This morning I checked four news sources and caught stories about”fake news” in all of them. Some of this has been fueled by the flesh-meltingly idiotic Comet Ping Pong pizzeria story out of D.C., which culminated in a moron named Edgar Maddison Welch firing an AR-15 inside the joint, saying later that he was horrified at the reports that the establishment was at the center of a child sex ring run by…wait for it…the Clinton campaign. He got some bad information, Welch told authorities. Ya think???
No, Ed, you got a really bad education in America’s rotten public schools, and before that you were playing hop-scotch when the brains were handed out.
What prompted Ethics Alarms to officially move the fake news uproar into Ethics Train Wreck status, however, was the interview CNN had this morning with two small business owners in the same block as the evil pizza place. “The internet isn’t regulated like it could or should be,” one said, with no comment or clarification from CNN’s Alisyn Camerota. Politicians are among those who have to address this problem, agreed her partner.
In other words, we need internet censorship. Oh, they did say that citizens should be a bit more discerning before grabbing an AR-15 and shooting up a pizza parlor because someone on Instagram said that John Podesta was selling little girls and boys, but obviously the big arm of the State has to step in.

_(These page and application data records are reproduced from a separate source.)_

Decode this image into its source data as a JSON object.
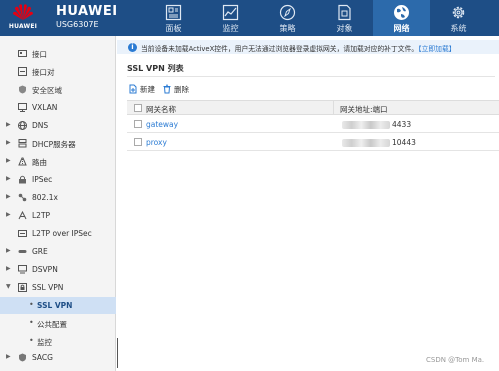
{
  "header": {
    "logo_text": "HUAWEI",
    "brand": "HUAWEI",
    "model": "USG6307E",
    "nav": [
      {
        "label": "面板",
        "icon": "dashboard-icon",
        "active": false
      },
      {
        "label": "监控",
        "icon": "monitor-icon",
        "active": false
      },
      {
        "label": "策略",
        "icon": "policy-compass-icon",
        "active": false
      },
      {
        "label": "对象",
        "icon": "object-icon",
        "active": false
      },
      {
        "label": "网络",
        "icon": "network-globe-icon",
        "active": true
      },
      {
        "label": "系统",
        "icon": "system-gear-icon",
        "active": false
      }
    ]
  },
  "sidebar": {
    "items": [
      {
        "label": "接口",
        "expandable": false,
        "icon": "interface-icon"
      },
      {
        "label": "接口对",
        "expandable": false,
        "icon": "interface-pair-icon"
      },
      {
        "label": "安全区域",
        "expandable": false,
        "icon": "security-zone-icon"
      },
      {
        "label": "VXLAN",
        "expandable": false,
        "icon": "vxlan-icon"
      },
      {
        "label": "DNS",
        "expandable": true,
        "icon": "dns-icon"
      },
      {
        "label": "DHCP服务器",
        "expandable": true,
        "icon": "dhcp-icon"
      },
      {
        "label": "路由",
        "expandable": true,
        "icon": "route-icon"
      },
      {
        "label": "IPSec",
        "expandable": true,
        "icon": "ipsec-icon"
      },
      {
        "label": "802.1x",
        "expandable": true,
        "icon": "dot1x-icon"
      },
      {
        "label": "L2TP",
        "expandable": true,
        "icon": "l2tp-icon"
      },
      {
        "label": "L2TP over IPSec",
        "expandable": false,
        "icon": "l2tp-ipsec-icon"
      },
      {
        "label": "GRE",
        "expandable": true,
        "icon": "gre-icon"
      },
      {
        "label": "DSVPN",
        "expandable": true,
        "icon": "dsvpn-icon"
      },
      {
        "label": "SSL VPN",
        "expandable": true,
        "expanded": true,
        "icon": "sslvpn-icon"
      }
    ],
    "sub_items": [
      {
        "label": "SSL VPN",
        "selected": true
      },
      {
        "label": "公共配置",
        "selected": false
      },
      {
        "label": "监控",
        "selected": false
      }
    ],
    "last_item": {
      "label": "SACG",
      "icon": "sacg-icon"
    }
  },
  "notice": {
    "text": "当前设备未加载ActiveX控件，用户无法通过浏览器登录虚拟网关，请加载对应的补丁文件。",
    "link": "【立即加载】"
  },
  "main": {
    "title": "SSL VPN 列表",
    "toolbar": {
      "new_label": "新建",
      "delete_label": "删除"
    },
    "columns": [
      "网关名称",
      "网关地址:端口"
    ],
    "rows": [
      {
        "name": "gateway",
        "port_suffix": "4433"
      },
      {
        "name": "proxy",
        "port_suffix": "10443"
      }
    ]
  },
  "watermark": "CSDN @Tom Ma.",
  "colors": {
    "header": "#1e4e86",
    "active_nav": "#2c6aab",
    "link": "#2b7bd3",
    "selected": "#cfe0f4"
  }
}
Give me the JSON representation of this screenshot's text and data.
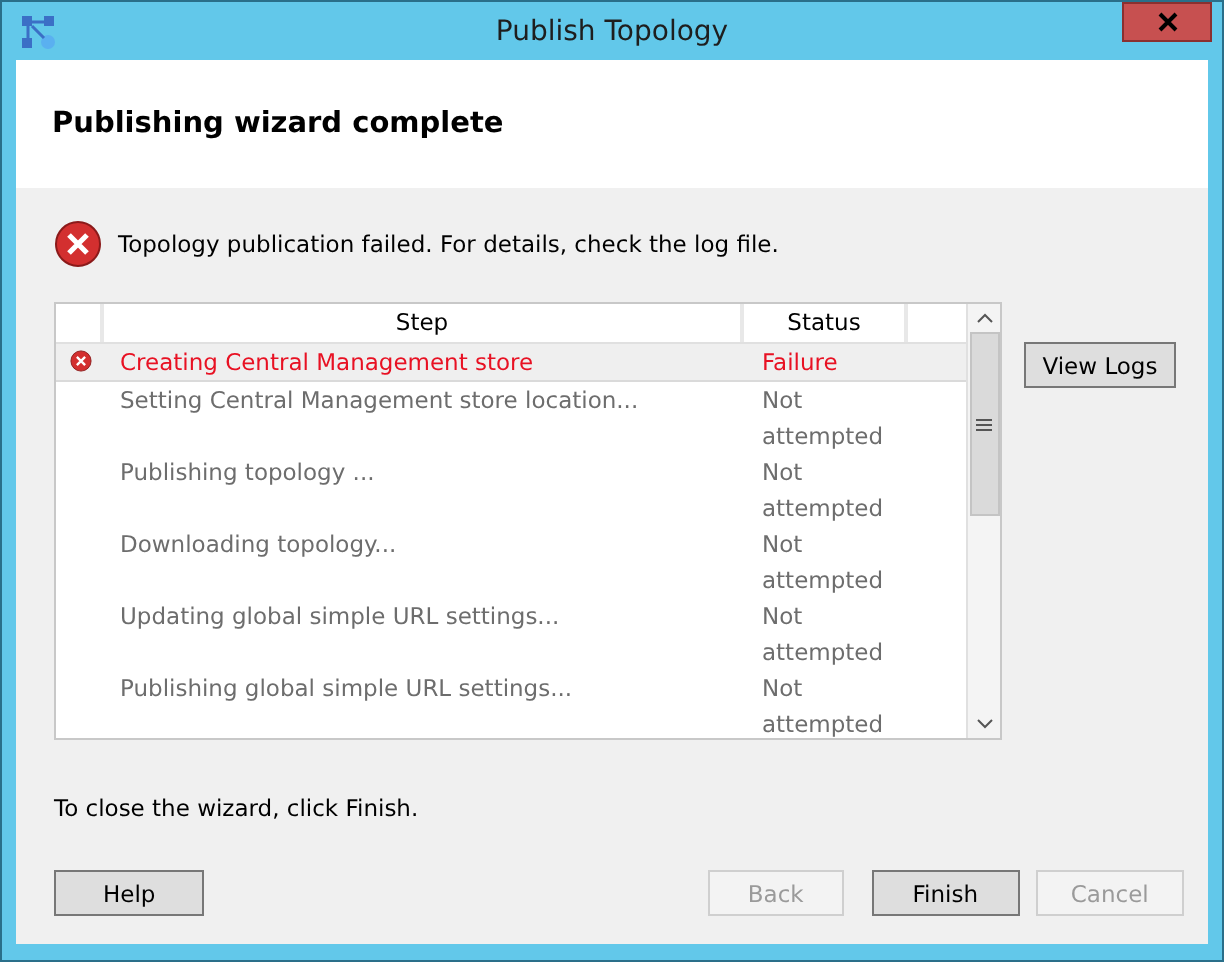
{
  "window": {
    "title": "Publish Topology"
  },
  "header": {
    "title": "Publishing wizard complete"
  },
  "message": {
    "kind": "error",
    "text": "Topology publication failed. For details, check the log file."
  },
  "table": {
    "columns": [
      "Step",
      "Status"
    ],
    "rows": [
      {
        "kind": "failure",
        "selected": true,
        "step": "Creating Central Management store",
        "status": "Failure"
      },
      {
        "kind": "pending",
        "selected": false,
        "step": "Setting Central Management store location...",
        "status": "Not attempted"
      },
      {
        "kind": "pending",
        "selected": false,
        "step": "Publishing topology ...",
        "status": "Not attempted"
      },
      {
        "kind": "pending",
        "selected": false,
        "step": "Downloading topology...",
        "status": "Not attempted"
      },
      {
        "kind": "pending",
        "selected": false,
        "step": "Updating global simple URL settings...",
        "status": "Not attempted"
      },
      {
        "kind": "pending",
        "selected": false,
        "step": "Publishing global simple URL settings...",
        "status": "Not attempted"
      }
    ]
  },
  "side_button": {
    "label": "View Logs",
    "disabled": false
  },
  "footer_text": "To close the wizard, click Finish.",
  "buttons": [
    {
      "label": "Help",
      "disabled": false
    },
    {
      "label": "Back",
      "disabled": true
    },
    {
      "label": "Finish",
      "disabled": false
    },
    {
      "label": "Cancel",
      "disabled": true
    }
  ]
}
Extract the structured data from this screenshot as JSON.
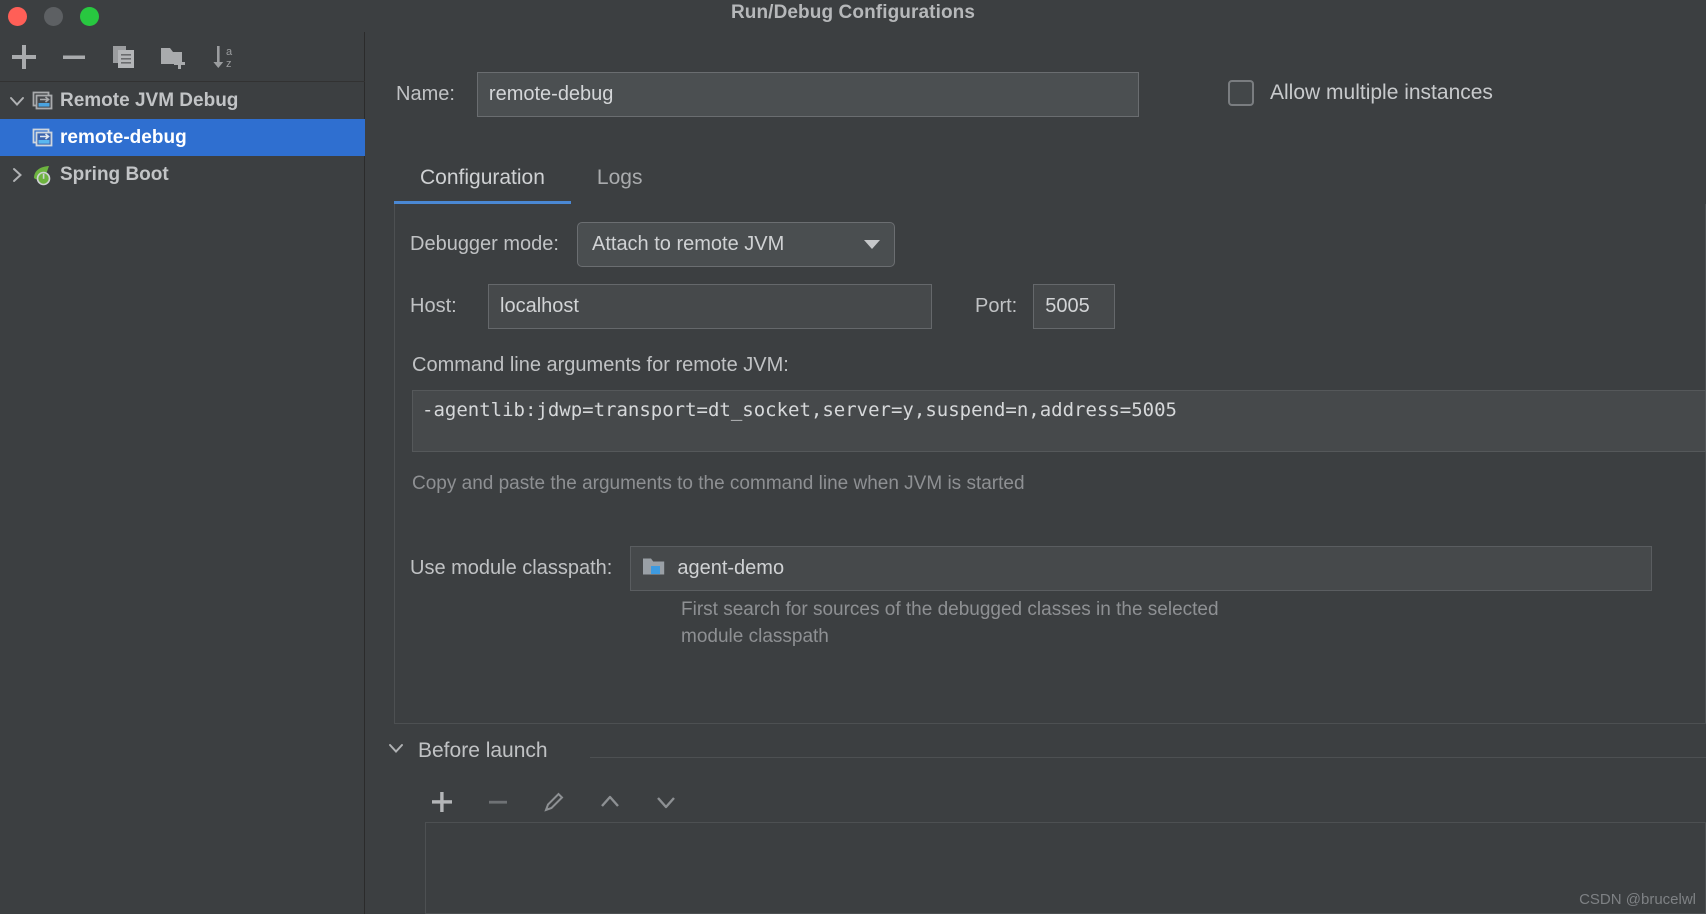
{
  "window": {
    "title": "Run/Debug Configurations",
    "traffic_lights": [
      "close",
      "minimize",
      "zoom"
    ]
  },
  "sidebar": {
    "toolbar": [
      {
        "name": "add-configuration-button",
        "icon": "plus-icon",
        "label": "+"
      },
      {
        "name": "remove-configuration-button",
        "icon": "minus-icon",
        "label": "−"
      },
      {
        "name": "copy-configuration-button",
        "icon": "copy-icon",
        "label": "Copy"
      },
      {
        "name": "save-configuration-button",
        "icon": "folder-plus-icon",
        "label": "Save configuration"
      },
      {
        "name": "sort-configurations-button",
        "icon": "sort-alpha-icon",
        "label": "Sort"
      }
    ],
    "tree": [
      {
        "label": "Remote JVM Debug",
        "icon": "remote-jvm-debug-icon",
        "expanded": true,
        "selected": false,
        "arrow": "chevron-down-icon"
      },
      {
        "label": "remote-debug",
        "icon": "remote-jvm-debug-icon",
        "expanded": false,
        "selected": true,
        "arrow": "none"
      },
      {
        "label": "Spring Boot",
        "icon": "spring-boot-icon",
        "expanded": false,
        "selected": false,
        "arrow": "chevron-right-icon"
      }
    ]
  },
  "form": {
    "name_label": "Name:",
    "name_value": "remote-debug",
    "allow_multiple_label": "Allow multiple instances",
    "allow_multiple_checked": false,
    "tabs": [
      {
        "label": "Configuration",
        "active": true
      },
      {
        "label": "Logs",
        "active": false
      }
    ],
    "debugger_mode_label": "Debugger mode:",
    "debugger_mode_value": "Attach to remote JVM",
    "host_label": "Host:",
    "host_value": "localhost",
    "port_label": "Port:",
    "port_value": "5005",
    "args_label": "Command line arguments for remote JVM:",
    "args_value": "-agentlib:jdwp=transport=dt_socket,server=y,suspend=n,address=5005",
    "args_hint": "Copy and paste the arguments to the command line when JVM is started",
    "classpath_label": "Use module classpath:",
    "classpath_value": "agent-demo",
    "classpath_hint_line1": "First search for sources of the debugged classes in the selected",
    "classpath_hint_line2": "module classpath"
  },
  "before_launch": {
    "title": "Before launch",
    "expanded": true,
    "arrow": "chevron-down-icon",
    "toolbar": [
      {
        "name": "before-launch-add-button",
        "icon": "plus-icon"
      },
      {
        "name": "before-launch-remove-button",
        "icon": "minus-icon"
      },
      {
        "name": "before-launch-edit-button",
        "icon": "pencil-icon"
      },
      {
        "name": "before-launch-move-up-button",
        "icon": "arrow-up-icon"
      },
      {
        "name": "before-launch-move-down-button",
        "icon": "arrow-down-icon"
      }
    ]
  },
  "watermark": "CSDN @brucelwl",
  "colors": {
    "background": "#3c3f41",
    "selection": "#2f6fd0",
    "accent": "#4a88d4",
    "text": "#c0c2c4",
    "muted": "#8e9093",
    "traffic_red": "#ff5f57",
    "traffic_yellow": "#5d6063",
    "traffic_green": "#28c840"
  }
}
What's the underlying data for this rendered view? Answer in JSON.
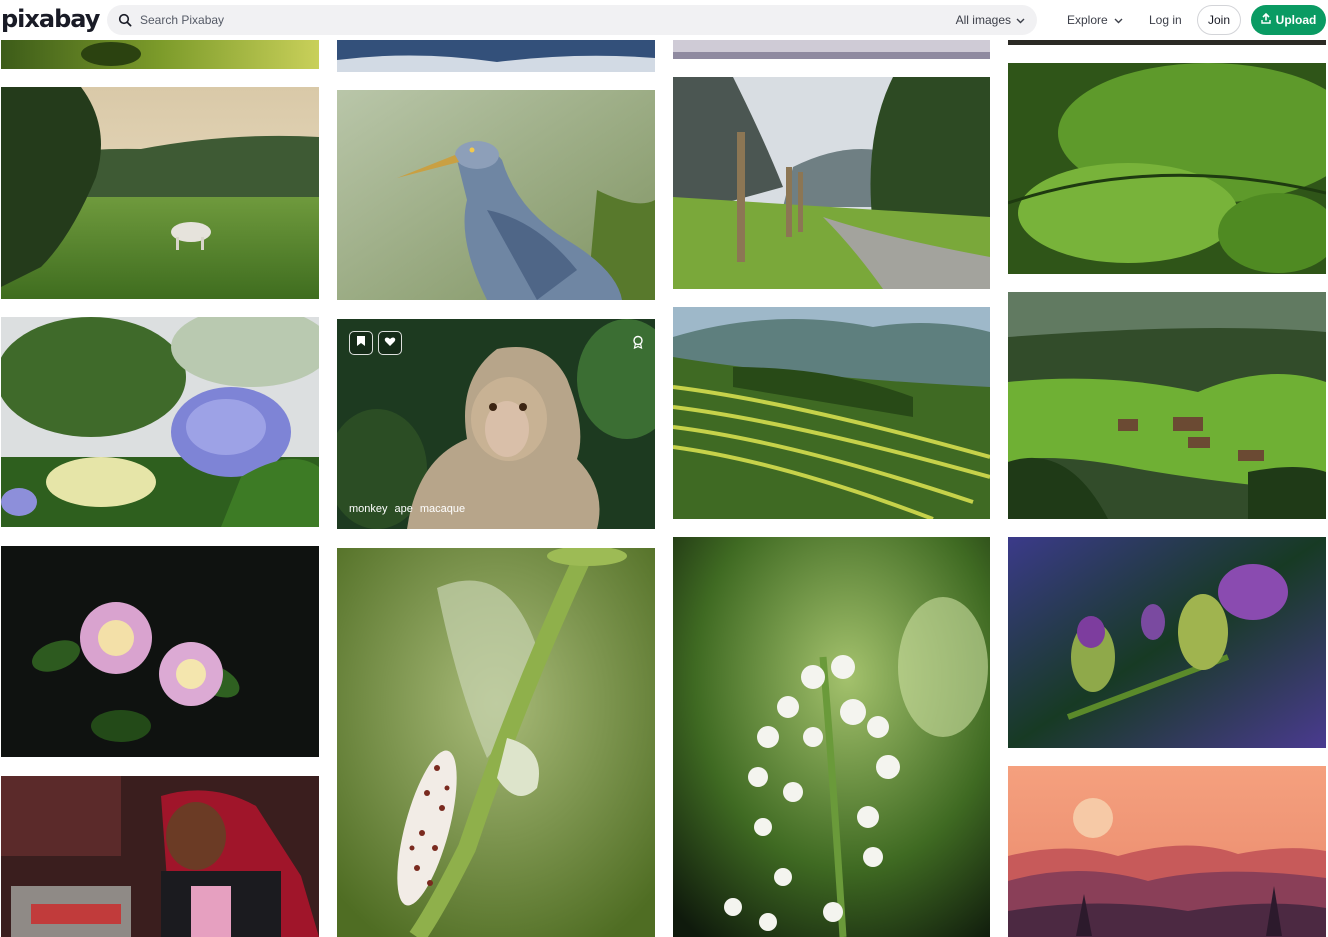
{
  "brand": {
    "logo_text": "pixabay",
    "accent_color": "#0a9b63"
  },
  "search": {
    "placeholder": "Search Pixabay",
    "filter_label": "All images"
  },
  "nav": {
    "explore_label": "Explore",
    "login_label": "Log in",
    "join_label": "Join",
    "upload_label": "Upload"
  },
  "icons": {
    "search": "search-icon",
    "chevron": "chevron-down-icon",
    "upload": "upload-icon",
    "bookmark": "bookmark-icon",
    "like": "heart-icon",
    "award": "award-icon"
  },
  "hovered_image": {
    "tags": [
      "monkey",
      "ape",
      "macaque"
    ]
  },
  "gallery": {
    "images": [
      {
        "subject": "green-foliage"
      },
      {
        "subject": "mountain-clouds"
      },
      {
        "subject": "frost-grass"
      },
      {
        "subject": "dark-edge"
      },
      {
        "subject": "cow-in-meadow"
      },
      {
        "subject": "grey-heron"
      },
      {
        "subject": "mountain-path-fence"
      },
      {
        "subject": "maple-leaves"
      },
      {
        "subject": "hydrangea-flowers"
      },
      {
        "subject": "macaque-monkey"
      },
      {
        "subject": "rice-terraces"
      },
      {
        "subject": "alpine-village"
      },
      {
        "subject": "lantana-flowers"
      },
      {
        "subject": "moth-on-stem"
      },
      {
        "subject": "white-alyssum"
      },
      {
        "subject": "purple-buds"
      },
      {
        "subject": "woman-workshop"
      },
      {
        "subject": "sunset-mountains"
      }
    ]
  }
}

In other developments:
- The fake Washington Post news story about fake news that I highlighted here may prompt a defamation law suit from one of the organizations that the Post accused, without checking their source, of spreading fake news.
“You did not provide even a single example of ‘fake news’ allegedly distributed or promoted by Naked Capitalism or indeed any of the 200 sites on the PropOrNot blacklist,” James A. Moody, attorney for Naked Capitalism, a finance and economics blog with a stated mission of “shedding light on the dark and seamy corners of finance,” wrote to the Post. “You provided no discussion or assessment of the credentials or backgrounds of these so-called ‘researchers’ (Clint Watts, Andrew Weisburd, and J.M. Berger and the ‘team’ at PropOrNot), and no discussion or analysis of the methodology, protocol or algorithms such ‘researchers’ may or may not have followed.”*
- For months, and even after the election, the Obama administration, Democrats and the news media claimed that the economy is rebounding big time. “President Obama Is Handing a Strong Economy to His Successor,” gushed the New York Times just last week. Fake news. A report released this week makes a strong case that the economy is struggling badly.
Highlights from that 120-page report:
- Since 1980, U.S. GDP per capita growth has been far below its long run average, and since 2007 it has been almost negligible.
- Deterioration in the quality-to-cost ratio for healthcare, housing and education is dragging down economic growth. After spiraling price increases, these sectors accounted for 36 percent of total national spending in 2015, up from 25 percent in 1980.
- The U.S. population’s health has stagnated or even declined on several measures since 1980, especially for the working-age population.
- Housing costs have swallowed up a larger share of income without a corresponding increase in quality.
- Educational quality is weak and stagnant at all levels. The U.S. education system has failed to instill any measurable gains in the cognitive performance of children and young adults for decades, as U.S. students and adults struggle with poor rates of literacy and numeracy despite high spending growth.
You know…”a strong economy.”
Would you like to speculate on which fake news had a greater likely impact on the popular vote for President—the Pope’s endorsement, Podesta’s pizza parlor sex ring, or that nifty Democratic policies had the national economy working like a Swiss watch? Continue reading